On July 12 a parked Ethiopian Airlines’ 787 was attended by several emergehcy vehicles at London Heathrow when a fire broke out. The blaze caused extensive damage to the rear of the plane’s fuselage. No one was aboard the plane and there were no injuries.
Investigators have found that the fire coincided with the emergency locator transmitter, which is powered by a lithium-manganese dioxide battery. This system operates independently of the plane’s power system. It is also different to the system on the plane that caught fire in Boston earlier this year. The British investigators have found damage to the battery’s cells but are not yet certain whether the battery caused the problem or a short-circuit ignited the battery. There are approximately 6,000 emergency locators with these type of batteries across the globe.
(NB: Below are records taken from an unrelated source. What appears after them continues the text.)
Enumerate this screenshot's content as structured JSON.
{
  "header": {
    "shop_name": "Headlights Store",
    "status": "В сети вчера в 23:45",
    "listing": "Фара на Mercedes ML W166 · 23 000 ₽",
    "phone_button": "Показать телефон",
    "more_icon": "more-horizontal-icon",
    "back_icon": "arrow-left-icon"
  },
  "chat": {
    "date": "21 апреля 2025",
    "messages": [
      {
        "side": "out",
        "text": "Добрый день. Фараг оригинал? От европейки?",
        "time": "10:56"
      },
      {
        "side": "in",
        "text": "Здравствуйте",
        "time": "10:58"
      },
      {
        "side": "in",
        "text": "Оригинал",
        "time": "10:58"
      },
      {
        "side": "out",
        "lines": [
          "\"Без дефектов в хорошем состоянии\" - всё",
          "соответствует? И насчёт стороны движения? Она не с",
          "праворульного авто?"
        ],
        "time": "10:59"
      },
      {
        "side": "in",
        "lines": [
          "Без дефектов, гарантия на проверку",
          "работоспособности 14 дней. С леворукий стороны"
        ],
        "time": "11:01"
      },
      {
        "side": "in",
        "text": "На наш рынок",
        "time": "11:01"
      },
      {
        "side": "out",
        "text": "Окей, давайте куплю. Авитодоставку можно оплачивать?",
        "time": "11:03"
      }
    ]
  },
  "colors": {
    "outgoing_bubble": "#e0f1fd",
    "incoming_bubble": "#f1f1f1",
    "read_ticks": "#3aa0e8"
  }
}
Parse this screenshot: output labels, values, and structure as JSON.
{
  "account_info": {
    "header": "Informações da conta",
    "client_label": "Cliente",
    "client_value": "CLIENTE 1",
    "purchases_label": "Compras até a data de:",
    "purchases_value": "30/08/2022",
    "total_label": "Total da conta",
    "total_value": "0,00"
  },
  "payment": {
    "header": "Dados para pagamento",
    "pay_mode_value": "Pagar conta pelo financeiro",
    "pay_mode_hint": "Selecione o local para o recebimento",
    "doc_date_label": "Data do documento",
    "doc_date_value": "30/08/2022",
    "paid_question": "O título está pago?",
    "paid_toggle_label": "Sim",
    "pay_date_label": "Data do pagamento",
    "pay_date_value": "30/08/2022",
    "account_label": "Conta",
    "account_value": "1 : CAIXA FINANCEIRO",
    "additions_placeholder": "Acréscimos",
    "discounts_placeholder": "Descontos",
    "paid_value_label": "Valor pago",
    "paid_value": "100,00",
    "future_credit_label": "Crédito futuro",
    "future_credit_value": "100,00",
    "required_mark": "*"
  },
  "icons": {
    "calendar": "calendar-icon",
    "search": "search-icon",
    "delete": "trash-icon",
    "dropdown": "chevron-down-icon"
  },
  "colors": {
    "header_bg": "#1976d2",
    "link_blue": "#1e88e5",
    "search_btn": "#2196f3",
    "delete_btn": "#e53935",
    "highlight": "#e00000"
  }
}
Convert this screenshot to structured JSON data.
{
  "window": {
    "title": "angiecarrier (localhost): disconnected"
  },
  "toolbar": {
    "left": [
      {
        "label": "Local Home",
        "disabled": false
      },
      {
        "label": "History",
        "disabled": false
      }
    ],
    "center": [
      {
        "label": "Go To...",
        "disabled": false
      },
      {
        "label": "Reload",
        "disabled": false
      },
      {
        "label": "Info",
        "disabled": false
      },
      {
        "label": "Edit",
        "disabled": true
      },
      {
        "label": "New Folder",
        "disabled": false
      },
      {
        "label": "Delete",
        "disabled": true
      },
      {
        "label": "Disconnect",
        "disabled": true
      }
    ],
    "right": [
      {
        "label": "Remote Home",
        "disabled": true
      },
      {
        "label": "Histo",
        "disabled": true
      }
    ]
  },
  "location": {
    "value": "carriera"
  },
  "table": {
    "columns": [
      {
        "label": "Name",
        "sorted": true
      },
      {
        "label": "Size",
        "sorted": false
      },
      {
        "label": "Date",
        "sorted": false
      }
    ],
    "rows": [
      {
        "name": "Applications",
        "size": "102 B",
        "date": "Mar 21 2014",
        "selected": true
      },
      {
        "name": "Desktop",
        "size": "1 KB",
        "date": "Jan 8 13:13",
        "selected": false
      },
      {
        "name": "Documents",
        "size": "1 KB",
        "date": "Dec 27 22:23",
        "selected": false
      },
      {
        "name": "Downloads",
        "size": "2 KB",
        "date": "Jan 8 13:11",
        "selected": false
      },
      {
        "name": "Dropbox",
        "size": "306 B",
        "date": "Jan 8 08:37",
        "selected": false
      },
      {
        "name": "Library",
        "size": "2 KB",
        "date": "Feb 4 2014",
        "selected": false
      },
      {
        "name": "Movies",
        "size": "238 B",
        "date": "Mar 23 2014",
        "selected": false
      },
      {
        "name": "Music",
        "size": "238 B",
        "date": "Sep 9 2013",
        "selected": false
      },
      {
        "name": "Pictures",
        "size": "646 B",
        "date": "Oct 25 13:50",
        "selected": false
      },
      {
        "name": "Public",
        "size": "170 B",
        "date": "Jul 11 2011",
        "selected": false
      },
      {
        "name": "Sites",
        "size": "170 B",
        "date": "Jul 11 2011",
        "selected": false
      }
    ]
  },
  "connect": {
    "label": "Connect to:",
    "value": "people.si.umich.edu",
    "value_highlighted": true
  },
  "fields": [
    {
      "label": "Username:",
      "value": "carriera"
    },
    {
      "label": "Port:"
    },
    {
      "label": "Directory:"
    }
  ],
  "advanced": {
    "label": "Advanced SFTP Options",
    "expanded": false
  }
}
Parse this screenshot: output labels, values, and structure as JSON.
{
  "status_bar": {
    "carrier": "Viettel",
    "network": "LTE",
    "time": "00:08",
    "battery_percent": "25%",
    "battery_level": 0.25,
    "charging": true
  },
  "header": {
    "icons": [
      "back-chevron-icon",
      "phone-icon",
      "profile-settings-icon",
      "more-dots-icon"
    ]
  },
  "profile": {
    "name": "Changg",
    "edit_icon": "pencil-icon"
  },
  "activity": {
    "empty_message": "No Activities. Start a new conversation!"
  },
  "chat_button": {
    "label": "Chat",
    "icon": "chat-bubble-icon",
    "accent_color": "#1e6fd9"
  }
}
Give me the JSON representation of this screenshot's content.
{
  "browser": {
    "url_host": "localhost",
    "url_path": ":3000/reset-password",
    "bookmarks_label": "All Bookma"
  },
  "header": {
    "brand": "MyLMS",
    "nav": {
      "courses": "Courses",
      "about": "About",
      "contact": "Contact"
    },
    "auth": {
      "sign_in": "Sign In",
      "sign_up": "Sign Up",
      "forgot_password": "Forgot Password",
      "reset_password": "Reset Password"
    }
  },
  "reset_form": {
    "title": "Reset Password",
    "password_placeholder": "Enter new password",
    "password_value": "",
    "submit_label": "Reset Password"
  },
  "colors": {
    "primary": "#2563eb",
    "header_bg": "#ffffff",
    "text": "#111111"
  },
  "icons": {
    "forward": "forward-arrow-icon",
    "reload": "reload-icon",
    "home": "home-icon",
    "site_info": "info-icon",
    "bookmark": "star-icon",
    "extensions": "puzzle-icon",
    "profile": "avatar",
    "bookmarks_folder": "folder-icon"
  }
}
None have previously caught on fire.
As a result of the Boston fire, Boeing added more insulation between the power system battery’s cells, surrounded the battery with a metal box to prevent spread of any potential fire and installed a tube to carry flammable materials off the plane if there were a fire. There has still not been any identified reason as to why that battery caught fire.
The Air Accidents Investigation Branch has called for the U.S. Federal Aviation Administration and manufacturer Honeywell International to research changing the power source for the locators.
They suggested making the locator’s power source inert until the problem is investigated and to review the installation of lithium-powered locators in other planes
Boeing also supported the recommendations as “reasonable precautionary measures,”. They said: “We are confident the 787 is safe, and we stand behind its overall integrity,”